The man who can't take no for an answer from the NHL is at it again.
Jim Balsillie, the man who doesn't mind if you call him the person who invented the Blackberry (he didn't), is again crossing sticks with Gary Bettman and the rest of the NHL over moving an NHL franchise into his back yard.
Balsillie is already 0-for-2 in this game, and there is nothing to indicate that his outlandish $212 million bid to take over the Phoenix Coyotes has any better chance.
Aligned against Balsillie this time is not only the full force of the NHL, but those of the rest of North American professional sports, the state of Arizona, a former presidential contender and perhaps the U.S. legal system.
Friend of the court briefs filed with the U.S. Bankruptcy court are overwhelming in favor of rejection of the proposed takeover, and all point to the fact that the NHL should not be forced to take on an owner that it does not care to do business with.
Balsillie gave up on his bid to buy the Pittsburgh Penguins when the NHL made it clear that the team would not be moved and that the league would retain the right to take the team over should a move to Hamilton be attempted.
Balsillie went so far as to sell season-ticket licenses in his next go-around with the league, this time with the Nashville Predators. This move so angered several members of the NHL's Board of Governors that several stated they would never do business with Balsillie again, regardless of circumstances.
The fact that Balsillie stood down, returned the money (without interest), and took down the Hamilton Predators Web site did next to nothing to quell the anger in the NHL board room. There are more than a few NHL owners today who would rather slew foot Balsillie than work with him.

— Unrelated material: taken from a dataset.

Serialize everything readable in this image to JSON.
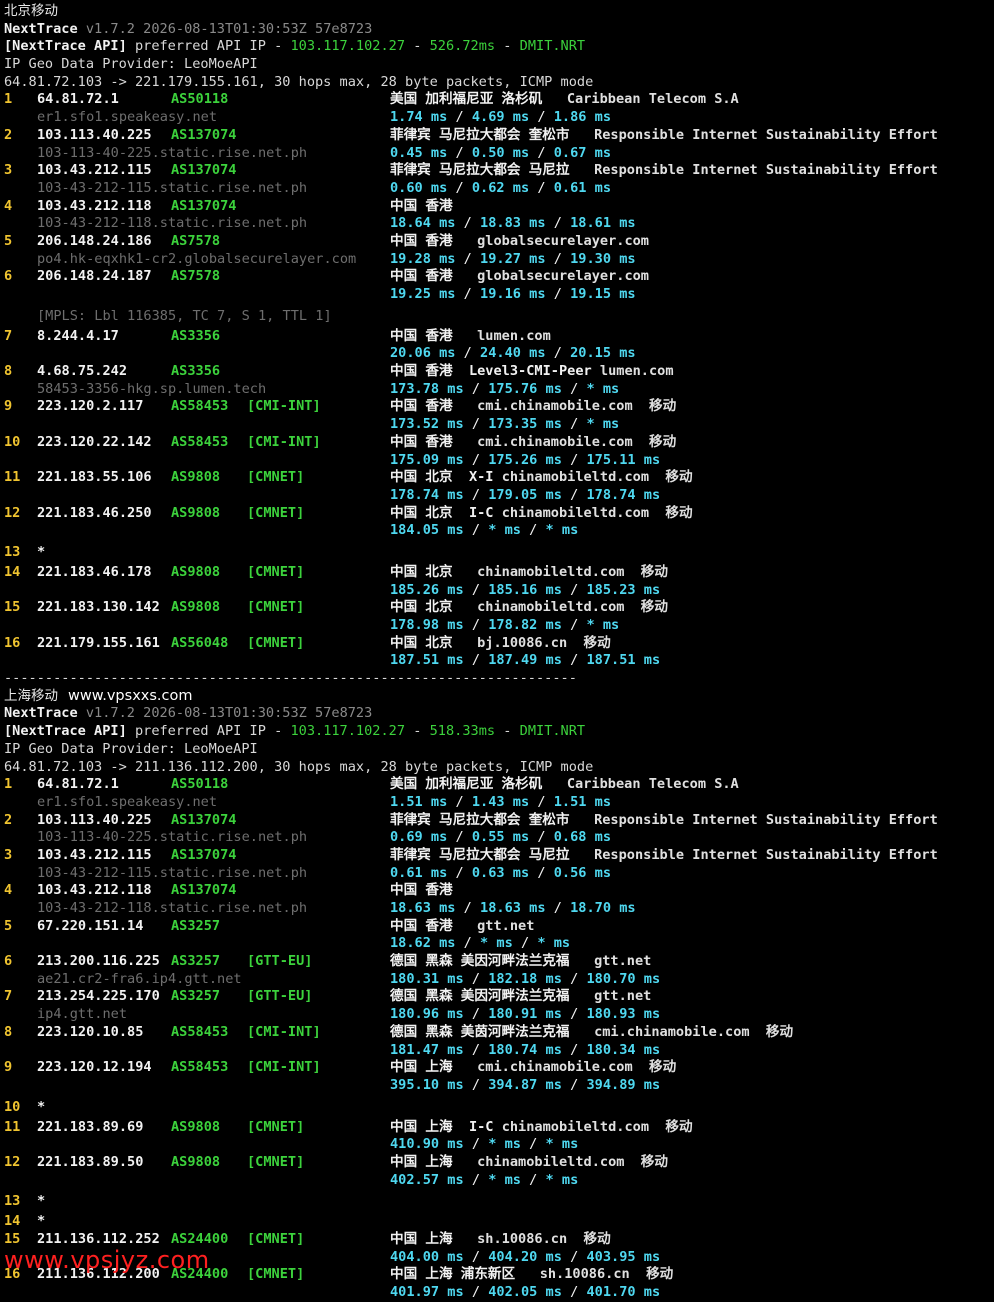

Two years later, here we are again.
Balsillie, this time trying to use a bankruptcy court to force himself and Hamilton upon the league, needs the court to rule in quick order that the league does not own any portion of the Coyotes, that it has no legal right to control the location and ownership of its franchises, and that its present member teams would not be harmed financially or otherwise by the move. He would also have to hope that the league did not appeal the decision of the court or that the league did not simply disband the franchise.
Maybe in Balsillie's world, imposing yourself on others is all in a day's work. Perhaps you build empires like RIM and Microsoft by forcing capitulation at all costs.
But in the world of pro sports, especially in these dire economic times, you can't bully your way into places where you are not wanted.